**The task**: Tell me how many lines of the entries below include the string "Close", and give only the number.

==============================

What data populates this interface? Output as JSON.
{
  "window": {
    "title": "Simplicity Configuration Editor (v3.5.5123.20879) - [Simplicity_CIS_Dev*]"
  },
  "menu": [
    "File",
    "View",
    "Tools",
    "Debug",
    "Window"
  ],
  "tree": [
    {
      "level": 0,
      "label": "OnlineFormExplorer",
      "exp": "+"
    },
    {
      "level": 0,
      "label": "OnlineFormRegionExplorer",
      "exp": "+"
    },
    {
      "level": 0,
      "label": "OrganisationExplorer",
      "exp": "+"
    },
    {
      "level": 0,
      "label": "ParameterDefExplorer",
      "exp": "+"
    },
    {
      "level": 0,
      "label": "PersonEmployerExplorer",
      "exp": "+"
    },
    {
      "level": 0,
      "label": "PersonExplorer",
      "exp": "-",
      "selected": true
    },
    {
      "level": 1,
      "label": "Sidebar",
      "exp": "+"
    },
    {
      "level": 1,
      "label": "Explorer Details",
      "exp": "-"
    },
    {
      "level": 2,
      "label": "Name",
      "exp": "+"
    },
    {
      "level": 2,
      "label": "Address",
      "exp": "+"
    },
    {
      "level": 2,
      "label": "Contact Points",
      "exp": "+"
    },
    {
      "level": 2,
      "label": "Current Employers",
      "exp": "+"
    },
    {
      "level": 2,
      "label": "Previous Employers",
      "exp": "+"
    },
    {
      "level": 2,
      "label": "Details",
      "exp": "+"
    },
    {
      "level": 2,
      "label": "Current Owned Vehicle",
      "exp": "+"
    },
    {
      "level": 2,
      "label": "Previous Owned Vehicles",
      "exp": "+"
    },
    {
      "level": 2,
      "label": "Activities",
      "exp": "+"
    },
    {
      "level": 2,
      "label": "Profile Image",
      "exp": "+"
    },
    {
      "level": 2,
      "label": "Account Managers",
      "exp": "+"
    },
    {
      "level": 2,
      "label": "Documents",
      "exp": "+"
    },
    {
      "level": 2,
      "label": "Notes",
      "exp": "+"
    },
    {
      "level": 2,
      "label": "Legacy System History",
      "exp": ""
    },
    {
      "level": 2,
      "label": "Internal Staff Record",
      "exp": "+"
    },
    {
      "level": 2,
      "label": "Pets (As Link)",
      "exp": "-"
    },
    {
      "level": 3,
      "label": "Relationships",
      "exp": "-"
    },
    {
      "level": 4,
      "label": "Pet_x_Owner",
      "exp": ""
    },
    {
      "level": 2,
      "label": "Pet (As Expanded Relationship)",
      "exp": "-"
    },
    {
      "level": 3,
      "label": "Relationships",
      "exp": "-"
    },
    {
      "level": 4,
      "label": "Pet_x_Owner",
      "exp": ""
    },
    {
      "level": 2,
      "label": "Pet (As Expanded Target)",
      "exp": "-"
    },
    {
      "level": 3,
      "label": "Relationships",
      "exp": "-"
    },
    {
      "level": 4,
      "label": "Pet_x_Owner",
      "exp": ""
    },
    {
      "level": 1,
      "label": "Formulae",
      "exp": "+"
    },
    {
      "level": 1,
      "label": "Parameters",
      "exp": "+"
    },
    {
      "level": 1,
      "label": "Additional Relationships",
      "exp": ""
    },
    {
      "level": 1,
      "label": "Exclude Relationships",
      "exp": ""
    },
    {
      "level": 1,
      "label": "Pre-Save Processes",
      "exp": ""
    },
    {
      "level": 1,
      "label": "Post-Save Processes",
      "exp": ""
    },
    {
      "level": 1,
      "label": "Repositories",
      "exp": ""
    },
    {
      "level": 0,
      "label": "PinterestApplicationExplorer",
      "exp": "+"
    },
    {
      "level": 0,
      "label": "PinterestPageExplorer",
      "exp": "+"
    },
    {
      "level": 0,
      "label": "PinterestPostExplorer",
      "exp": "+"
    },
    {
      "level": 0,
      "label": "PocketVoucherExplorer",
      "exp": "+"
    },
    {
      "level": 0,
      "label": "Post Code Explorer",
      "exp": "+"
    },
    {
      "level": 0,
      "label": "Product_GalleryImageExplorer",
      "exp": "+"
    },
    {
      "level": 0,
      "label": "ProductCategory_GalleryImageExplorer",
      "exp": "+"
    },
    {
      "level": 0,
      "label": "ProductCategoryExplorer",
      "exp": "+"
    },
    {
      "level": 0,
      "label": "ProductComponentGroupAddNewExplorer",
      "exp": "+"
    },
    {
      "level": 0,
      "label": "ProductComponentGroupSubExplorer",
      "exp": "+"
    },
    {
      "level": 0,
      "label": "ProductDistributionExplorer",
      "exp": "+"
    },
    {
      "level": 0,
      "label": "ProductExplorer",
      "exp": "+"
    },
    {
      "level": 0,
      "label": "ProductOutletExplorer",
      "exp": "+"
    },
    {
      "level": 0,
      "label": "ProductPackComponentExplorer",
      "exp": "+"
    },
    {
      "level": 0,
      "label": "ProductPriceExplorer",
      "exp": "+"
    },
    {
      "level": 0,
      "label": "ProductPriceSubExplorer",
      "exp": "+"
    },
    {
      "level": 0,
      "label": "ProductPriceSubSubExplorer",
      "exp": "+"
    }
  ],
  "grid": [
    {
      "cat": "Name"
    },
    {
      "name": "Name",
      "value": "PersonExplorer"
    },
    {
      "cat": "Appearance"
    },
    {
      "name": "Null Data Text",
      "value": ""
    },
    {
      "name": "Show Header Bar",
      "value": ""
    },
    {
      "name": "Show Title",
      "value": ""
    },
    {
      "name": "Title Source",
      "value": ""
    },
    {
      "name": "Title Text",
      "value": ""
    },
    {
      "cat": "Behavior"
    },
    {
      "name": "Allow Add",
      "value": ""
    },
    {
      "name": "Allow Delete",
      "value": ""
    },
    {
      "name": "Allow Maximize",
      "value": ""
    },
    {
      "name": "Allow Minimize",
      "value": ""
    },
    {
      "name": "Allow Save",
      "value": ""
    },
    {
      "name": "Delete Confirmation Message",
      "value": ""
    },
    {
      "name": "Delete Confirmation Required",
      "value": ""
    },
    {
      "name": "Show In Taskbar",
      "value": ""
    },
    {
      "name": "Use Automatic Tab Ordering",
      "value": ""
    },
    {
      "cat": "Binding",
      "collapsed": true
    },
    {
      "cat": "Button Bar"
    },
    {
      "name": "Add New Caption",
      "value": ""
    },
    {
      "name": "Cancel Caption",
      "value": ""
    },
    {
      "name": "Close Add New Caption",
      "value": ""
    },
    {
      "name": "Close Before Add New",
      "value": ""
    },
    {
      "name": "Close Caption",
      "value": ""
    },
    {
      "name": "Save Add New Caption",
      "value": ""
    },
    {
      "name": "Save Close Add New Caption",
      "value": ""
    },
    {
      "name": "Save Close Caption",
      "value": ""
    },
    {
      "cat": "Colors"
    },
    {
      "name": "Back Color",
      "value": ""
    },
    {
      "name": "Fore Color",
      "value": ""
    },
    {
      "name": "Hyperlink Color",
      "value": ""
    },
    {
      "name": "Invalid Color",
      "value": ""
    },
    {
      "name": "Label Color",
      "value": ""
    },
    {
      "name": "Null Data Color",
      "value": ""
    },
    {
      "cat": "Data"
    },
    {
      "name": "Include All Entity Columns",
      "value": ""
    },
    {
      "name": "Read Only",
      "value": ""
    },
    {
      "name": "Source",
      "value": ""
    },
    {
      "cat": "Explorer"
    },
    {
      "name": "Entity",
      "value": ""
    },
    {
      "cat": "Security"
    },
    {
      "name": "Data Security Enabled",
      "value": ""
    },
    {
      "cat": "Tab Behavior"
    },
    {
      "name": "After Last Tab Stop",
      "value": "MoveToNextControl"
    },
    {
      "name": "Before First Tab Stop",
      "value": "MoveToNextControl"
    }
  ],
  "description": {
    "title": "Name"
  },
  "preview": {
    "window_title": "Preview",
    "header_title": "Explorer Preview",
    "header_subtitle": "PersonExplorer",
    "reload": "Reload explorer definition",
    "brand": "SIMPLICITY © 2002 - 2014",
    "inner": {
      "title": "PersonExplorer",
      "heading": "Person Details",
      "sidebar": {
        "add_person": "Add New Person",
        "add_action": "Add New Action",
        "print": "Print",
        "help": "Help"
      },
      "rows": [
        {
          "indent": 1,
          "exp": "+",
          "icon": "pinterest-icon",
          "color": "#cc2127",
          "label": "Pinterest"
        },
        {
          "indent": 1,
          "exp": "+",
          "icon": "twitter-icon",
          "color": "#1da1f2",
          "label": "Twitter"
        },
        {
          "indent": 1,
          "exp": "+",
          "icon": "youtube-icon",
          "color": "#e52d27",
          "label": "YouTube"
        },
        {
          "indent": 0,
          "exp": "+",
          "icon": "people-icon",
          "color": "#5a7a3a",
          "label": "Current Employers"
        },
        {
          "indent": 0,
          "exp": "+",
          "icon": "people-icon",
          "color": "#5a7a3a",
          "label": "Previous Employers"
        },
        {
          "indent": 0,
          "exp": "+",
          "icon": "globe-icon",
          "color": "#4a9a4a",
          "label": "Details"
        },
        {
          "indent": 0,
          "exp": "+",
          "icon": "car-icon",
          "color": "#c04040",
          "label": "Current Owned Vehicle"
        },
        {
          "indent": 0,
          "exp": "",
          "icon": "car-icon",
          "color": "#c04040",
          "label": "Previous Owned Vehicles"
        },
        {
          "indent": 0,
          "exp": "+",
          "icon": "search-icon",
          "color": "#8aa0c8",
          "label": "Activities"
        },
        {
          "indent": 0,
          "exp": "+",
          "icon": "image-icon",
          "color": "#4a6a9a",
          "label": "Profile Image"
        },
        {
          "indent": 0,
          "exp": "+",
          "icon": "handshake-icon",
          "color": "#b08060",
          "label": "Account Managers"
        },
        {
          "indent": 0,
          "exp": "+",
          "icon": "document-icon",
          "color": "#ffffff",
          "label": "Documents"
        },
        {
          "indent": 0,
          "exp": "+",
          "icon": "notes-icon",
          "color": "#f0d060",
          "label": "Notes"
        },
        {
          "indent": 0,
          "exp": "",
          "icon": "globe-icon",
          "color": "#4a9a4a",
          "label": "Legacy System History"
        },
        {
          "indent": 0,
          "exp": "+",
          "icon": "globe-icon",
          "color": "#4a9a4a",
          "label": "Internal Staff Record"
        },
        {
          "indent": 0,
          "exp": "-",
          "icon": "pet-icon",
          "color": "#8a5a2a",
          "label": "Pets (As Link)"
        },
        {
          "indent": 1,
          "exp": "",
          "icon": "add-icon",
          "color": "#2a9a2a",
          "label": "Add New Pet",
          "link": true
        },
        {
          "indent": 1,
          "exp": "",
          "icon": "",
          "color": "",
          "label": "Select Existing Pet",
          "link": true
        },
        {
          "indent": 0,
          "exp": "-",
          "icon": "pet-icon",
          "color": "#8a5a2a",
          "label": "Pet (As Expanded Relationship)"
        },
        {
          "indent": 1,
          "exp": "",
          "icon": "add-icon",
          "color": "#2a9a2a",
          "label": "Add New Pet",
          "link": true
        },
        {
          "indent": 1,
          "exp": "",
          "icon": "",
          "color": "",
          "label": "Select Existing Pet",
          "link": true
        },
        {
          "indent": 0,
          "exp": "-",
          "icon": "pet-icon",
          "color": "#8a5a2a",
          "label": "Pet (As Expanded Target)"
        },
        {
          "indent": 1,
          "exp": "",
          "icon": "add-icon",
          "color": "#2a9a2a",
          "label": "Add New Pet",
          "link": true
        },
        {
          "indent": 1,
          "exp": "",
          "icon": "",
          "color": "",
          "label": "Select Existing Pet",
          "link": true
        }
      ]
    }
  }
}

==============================

**Answer to this exercise**: 5